Recently, the issue of motivation is permeating our work as agile consultants. And not surprisingly, Drive: The Surprising Truth About What Motivates Us by Daniel Pink is the main model we’re currently excited about. Our resident AgileSparks CST and team coaching expert Danko is leading that charge…
Today, while Danko was describing the Autonomy Mastery Purpose (AMP) model in our Agile Forum meeting, I thought of an exercise that can be used to learn and internalize the model. Here it is, provided AS IS… I didn’t have a chance to run this yet but fully intend to.
While writing the blog item, I realized that this can be thought of as a pattern of the Force Field Analysis retrospective activity
The outline of the exercise
- Ask participants to come up with as many management actions they can think of that happen in their organization, they heard of, are considering, etc.

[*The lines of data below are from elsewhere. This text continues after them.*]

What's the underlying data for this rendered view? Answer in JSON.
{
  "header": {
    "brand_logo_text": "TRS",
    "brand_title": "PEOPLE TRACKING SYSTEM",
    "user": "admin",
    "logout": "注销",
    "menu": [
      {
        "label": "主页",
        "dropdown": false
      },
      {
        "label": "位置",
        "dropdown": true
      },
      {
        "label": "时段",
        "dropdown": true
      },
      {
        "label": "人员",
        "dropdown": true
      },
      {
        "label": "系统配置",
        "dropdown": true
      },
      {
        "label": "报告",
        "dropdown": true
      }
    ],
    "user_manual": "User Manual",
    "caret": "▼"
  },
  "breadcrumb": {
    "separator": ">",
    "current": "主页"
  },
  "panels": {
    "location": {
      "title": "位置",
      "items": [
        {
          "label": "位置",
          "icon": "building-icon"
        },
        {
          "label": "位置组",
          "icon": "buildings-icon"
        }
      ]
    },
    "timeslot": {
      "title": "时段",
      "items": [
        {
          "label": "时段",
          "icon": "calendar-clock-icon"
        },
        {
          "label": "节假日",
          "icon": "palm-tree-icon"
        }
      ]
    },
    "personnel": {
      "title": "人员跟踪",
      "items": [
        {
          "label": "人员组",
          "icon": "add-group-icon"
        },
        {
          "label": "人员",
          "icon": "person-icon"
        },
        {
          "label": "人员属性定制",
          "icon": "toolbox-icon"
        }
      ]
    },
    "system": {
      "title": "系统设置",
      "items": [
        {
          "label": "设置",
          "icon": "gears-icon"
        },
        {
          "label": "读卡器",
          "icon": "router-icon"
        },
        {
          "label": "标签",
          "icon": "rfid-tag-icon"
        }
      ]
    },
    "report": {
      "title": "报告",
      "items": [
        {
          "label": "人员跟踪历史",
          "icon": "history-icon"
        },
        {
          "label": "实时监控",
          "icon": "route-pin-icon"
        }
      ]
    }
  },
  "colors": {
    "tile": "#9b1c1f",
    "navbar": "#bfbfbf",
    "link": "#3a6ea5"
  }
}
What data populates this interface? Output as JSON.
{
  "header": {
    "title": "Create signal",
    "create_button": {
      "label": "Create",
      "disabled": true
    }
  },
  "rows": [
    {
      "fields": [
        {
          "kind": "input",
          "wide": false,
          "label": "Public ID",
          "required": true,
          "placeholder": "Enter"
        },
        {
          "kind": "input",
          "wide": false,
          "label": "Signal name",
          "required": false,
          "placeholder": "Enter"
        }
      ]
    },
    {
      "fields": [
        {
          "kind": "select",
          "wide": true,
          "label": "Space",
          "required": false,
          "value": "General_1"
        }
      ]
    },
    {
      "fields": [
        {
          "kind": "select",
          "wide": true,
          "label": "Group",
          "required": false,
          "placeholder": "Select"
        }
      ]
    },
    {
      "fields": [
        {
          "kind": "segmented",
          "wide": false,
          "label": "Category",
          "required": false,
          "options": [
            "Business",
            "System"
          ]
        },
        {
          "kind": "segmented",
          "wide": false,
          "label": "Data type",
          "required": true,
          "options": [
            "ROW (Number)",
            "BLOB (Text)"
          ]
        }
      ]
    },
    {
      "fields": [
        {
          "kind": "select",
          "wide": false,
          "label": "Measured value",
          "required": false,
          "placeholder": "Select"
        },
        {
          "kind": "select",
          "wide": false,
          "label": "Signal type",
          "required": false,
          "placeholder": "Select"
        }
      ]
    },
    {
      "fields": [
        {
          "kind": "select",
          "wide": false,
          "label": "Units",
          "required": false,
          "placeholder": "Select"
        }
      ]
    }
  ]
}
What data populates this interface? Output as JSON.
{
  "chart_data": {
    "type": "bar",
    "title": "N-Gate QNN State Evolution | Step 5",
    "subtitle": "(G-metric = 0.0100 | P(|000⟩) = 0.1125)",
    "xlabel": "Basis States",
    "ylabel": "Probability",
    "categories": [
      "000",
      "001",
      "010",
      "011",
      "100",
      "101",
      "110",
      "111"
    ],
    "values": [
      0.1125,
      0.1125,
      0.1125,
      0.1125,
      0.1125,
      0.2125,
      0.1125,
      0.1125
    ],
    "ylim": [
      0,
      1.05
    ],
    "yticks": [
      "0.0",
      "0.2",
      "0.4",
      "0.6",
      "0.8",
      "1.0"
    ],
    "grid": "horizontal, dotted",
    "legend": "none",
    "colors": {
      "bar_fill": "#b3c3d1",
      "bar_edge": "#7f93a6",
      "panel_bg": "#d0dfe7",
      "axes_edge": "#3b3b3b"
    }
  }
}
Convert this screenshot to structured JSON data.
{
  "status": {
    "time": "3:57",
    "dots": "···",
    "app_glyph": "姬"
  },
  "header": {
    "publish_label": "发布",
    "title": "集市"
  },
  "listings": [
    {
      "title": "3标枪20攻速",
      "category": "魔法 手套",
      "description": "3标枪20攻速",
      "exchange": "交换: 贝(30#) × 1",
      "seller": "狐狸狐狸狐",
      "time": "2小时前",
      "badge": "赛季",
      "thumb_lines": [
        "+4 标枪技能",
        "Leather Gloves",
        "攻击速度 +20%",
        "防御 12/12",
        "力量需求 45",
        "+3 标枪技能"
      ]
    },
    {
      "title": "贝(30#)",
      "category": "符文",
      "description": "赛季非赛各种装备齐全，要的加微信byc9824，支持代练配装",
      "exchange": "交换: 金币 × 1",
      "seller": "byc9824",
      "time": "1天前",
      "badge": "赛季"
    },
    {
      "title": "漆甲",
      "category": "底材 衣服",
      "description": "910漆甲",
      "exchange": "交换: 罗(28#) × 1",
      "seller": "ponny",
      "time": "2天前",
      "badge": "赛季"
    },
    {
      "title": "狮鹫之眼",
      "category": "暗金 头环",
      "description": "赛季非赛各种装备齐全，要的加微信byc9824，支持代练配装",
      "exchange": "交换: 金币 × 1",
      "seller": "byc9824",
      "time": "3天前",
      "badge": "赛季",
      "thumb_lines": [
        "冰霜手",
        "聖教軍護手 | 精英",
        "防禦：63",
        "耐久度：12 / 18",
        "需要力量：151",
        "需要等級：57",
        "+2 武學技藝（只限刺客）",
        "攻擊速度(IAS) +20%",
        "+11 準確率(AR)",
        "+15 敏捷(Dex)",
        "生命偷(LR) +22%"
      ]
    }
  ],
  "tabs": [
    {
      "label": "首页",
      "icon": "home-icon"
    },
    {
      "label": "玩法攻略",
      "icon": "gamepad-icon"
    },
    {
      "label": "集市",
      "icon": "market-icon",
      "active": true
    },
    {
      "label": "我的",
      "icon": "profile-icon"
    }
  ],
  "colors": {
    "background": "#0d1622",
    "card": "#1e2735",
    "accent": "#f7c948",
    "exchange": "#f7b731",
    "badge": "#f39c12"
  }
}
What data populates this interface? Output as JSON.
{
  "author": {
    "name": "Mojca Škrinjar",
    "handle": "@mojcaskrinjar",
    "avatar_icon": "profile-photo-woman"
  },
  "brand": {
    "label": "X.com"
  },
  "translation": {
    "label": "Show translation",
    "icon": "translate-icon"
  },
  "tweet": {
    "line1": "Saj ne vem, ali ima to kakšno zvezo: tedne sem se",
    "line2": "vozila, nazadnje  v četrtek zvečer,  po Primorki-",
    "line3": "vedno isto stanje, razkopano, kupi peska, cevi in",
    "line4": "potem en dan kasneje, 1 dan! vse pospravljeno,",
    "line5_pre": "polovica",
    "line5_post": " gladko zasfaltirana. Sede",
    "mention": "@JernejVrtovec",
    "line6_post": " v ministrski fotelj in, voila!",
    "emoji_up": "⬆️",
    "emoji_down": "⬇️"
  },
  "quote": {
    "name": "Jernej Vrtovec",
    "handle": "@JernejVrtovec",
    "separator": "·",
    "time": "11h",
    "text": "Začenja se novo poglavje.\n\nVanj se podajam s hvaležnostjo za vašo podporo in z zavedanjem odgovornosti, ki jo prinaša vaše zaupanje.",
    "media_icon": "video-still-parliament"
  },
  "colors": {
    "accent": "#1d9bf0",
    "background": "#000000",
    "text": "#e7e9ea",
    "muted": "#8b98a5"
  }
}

Write them on sticky post-its.
- Provide a primer on Drive and the AMP model
- Meanwhile Draw the diagram from the first slide on a whiteboard / flip chart / several flip charts
- Ask the participants to come place their actions in the right place in the diagram – each action can be driving/restraining one of the A M P aspects.
- Ask the participants to look for duplicates and conflicts – actions that they have disagreement/confusion about
- Have a discussion about the items in disagreement
- Ask participants what are the actions they are committing to try in order to help drive higher motivation, and what are the actions they are committing to try to stop. One from each category should be enough per participant.
Some advanced tweaks or ideas that might improve the exercise:
- Use pictograms for the actions
- Use different colors for activities currently being done, and ideas.
- Separate discussion to current activities, and later on after discussing the model, ask participants to come up with ideas that can help drive higher motivation
- Reorder the steps somewhat…
- Provide a set of activities that the participants need to classify, instead of coming up with their own, or on top of it as a bootstrapping activity.
If you try this and find it useful – let me know!